Digital media allows a company to use video, motion, animation and sound to create an emotional connection with employees, and give a company the ability to communicate on their employees’ level. Some companies engage their employees by encouraging them to submit personal photos for digital displays around the workplace – for example, holiday photos. Other workplaces share company success stories, such as promotions, new product launches or new accounts that were won, to build a sense of pride in their employees.

Employee retention is an important success factor for any business, and tools like digital communications media create stronger relationships between a company and its employees, and can be just as important as a good benefits or compensation package.

Defining digital corporate communications

Digital corporate communications allow a company to disseminate information to employees, guests and partners via mediums such as kiosks, screens, tickers or other digital tools. The digital medium is not used to sell something, but instead keeps viewers informed and aware.

The type of content will dictate the specific application. Some companies may have just news, stock or weather tickers; others may have screens touting employee benefits or the status of production lines against quotas; still others may use employees’ smartphones or email to inform them of emergencies. A company that takes an omni-channel approach by incorporating displays, mobile and Web communications provides multiple options for its staff to receive information depending on employee preference.

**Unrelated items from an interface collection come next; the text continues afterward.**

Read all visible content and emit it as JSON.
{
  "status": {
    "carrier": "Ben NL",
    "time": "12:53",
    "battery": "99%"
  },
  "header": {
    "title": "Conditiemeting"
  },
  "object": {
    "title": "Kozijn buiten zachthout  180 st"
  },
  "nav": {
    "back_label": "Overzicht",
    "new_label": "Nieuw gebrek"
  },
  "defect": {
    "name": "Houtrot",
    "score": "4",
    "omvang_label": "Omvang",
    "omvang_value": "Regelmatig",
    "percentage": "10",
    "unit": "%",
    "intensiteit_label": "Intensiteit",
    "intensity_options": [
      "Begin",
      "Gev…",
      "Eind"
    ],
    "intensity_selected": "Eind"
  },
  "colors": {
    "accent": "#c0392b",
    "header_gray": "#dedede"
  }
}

Have a strategy

When a company looks to implement a digital communications platform, first and foremost, there should be a clear plan outlining what the company’s goals are, what type of content it will be showcasing, any messages or themes it wants to incorporate, and what kinds of digital communications it will use.

For example, if a company plans to use digital displays, it needs to determine how many make sense for the environment and the best locations to place them for high visibility and readability. A location analysis may show that placing screens in a narrow hallway will create traffic bottlenecks when employees stop to read them, whereas installing screens in elevators allows many employees to view them when they ride to higher floors.

Figuring out what content will go where also is important. Digital signage in the lobby,

such as LCD/LED video walls or LCD screens might be more targeted to visitors or potential employees to serve as the “first handshake” as they come into the building, whereas signage within corridors, on manufacturing floors or in break rooms would be geared toward current staff.

Next, determine who will be managing and updating the content channels; as with any digital signage platform, there needs to be a central repository for information, as well as someone vetting and/or creating the content. In many companies, this gateway would be the human resources department, but marketing departments often also are involved.

In addition to controlling content, it’s also important to ensure the security of the actual equipment. Units that can be centrally monitored and managed from a remote location can provide this security – a key consideration for companies with many offices. Control features that can be managed remotely allow HR and IT to lock video inputs and buttons on the displays, so no one can alter or turn them off.

Finally, it’s important to remember that determining how much, and how, a company should communicate with its employees is a case-by-case scenario, and sometimes it may take a bit of trial and error to determine what’s too much and what’s not enough based on a particular company culture.

In today’s information-rich world, having a dynamic corporate communications platform is key to keeping employees engaged and informed, helping to create a healthier, happier workplace.

Richard Ventura, Vice President of Business Development and Solutions for NEC Display Solutions

Image source: Shutterstock/spaxiax